And just a few weeks ago, I wrote my first cover letter for a professional writing job. This one page was supposed to encapsulate everything that writing means to me, as relevant as possible to the job in question. It’s either remarkably absurd or close to the mark. Either way, it was fun to write and hopefully a joy to read.
I used to be the manager myself, surveying stacks of applications and reading endless cover letters. I wrote the letter I would like to have read, for better or worse:
To Whom it May Concern:
Please forgive the unorthodox style in which I have approached this cover letter for what can most accurately be described as a creative marketing position, but I hope the following narrative will illustrate my understanding of the job in question.
Seventeen months old, our son generally has two speeds: active and asleep. Near naptime on the day in question, he staggered from the living room to the kitchen, in a generally good mood, yet teetering toward disaster. His red eyes and disheveled hair would hint for the uninitiated just what crisis he could bring to bear at a moment’s notice in this condition. My wife stood by the electric bottle warmer in the kitchen, preparing his milk. I walked alongside him, my hand hovering nearby in an attempt to protect him from his own fatigue-ridden clumsiness. Then, without provocation, he turned and walked headlong into the wall. He bounced and grabbed his head, his mouth curling around a burgeoning scream. A massive meltdown loomed, and not even a bottle or hug could bring him back until the storm had run its course.
It must be said that no pain is more debilitating to a toddler than teething discomfort. The swirling combination of constantly throbbing gums, random attacks of intense pain, and a general irritability brought on by restless sleep can, coupled with hunger and a random bump on the head, culminate into a dangerous swell for those final moments before naptime. Imagine the dark epicenter of storms gathering into a super cell over the Midwestern plains and you have some inkling of the fate his reddening face portends. In this space between the moments, where time seemed to pause, I drew from a deep well of experience including more than 20 years of customer service, eight years of management, four years of hospice care with dementia patients and a Master’s Degree, now all exposed as nothing more than hubris. Time slowly returned to its normal flow and still I hesitated. My son’s mouth gaped wide, impatient for its wailing salvo. Humbled by my impotence to change his mood, I decided the best course of action was to join him.

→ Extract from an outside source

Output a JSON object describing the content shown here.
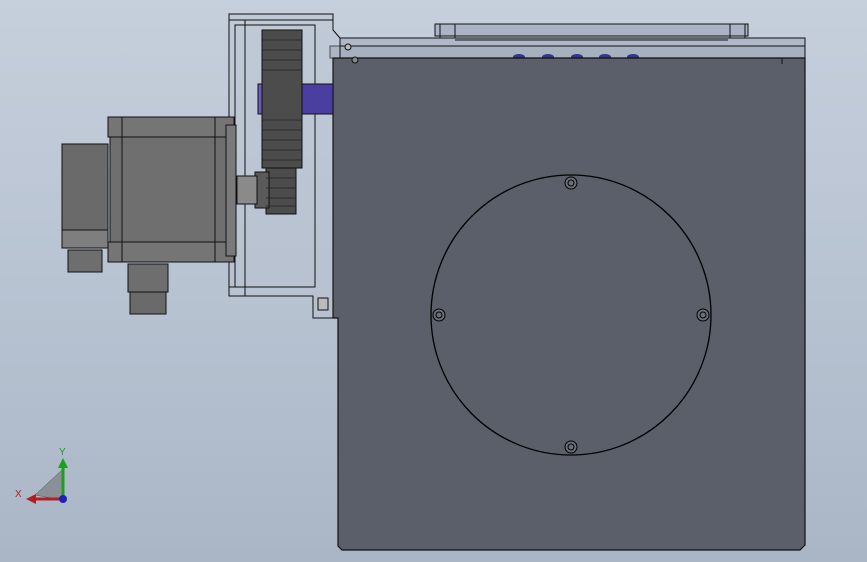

I turned and hit my head against the wall. “Ouch!” I said, rubbing my head. My son laughed, turned to the wall and pretended to run into it again. We did it together, again and again, bouncing our heads off the wall and laughing like mad men. The timer sounded. His milk and nap were ready and all was right with the world.
The simplest answer is often best, and the oddest of experiences may guide the will to fascinating discoveries.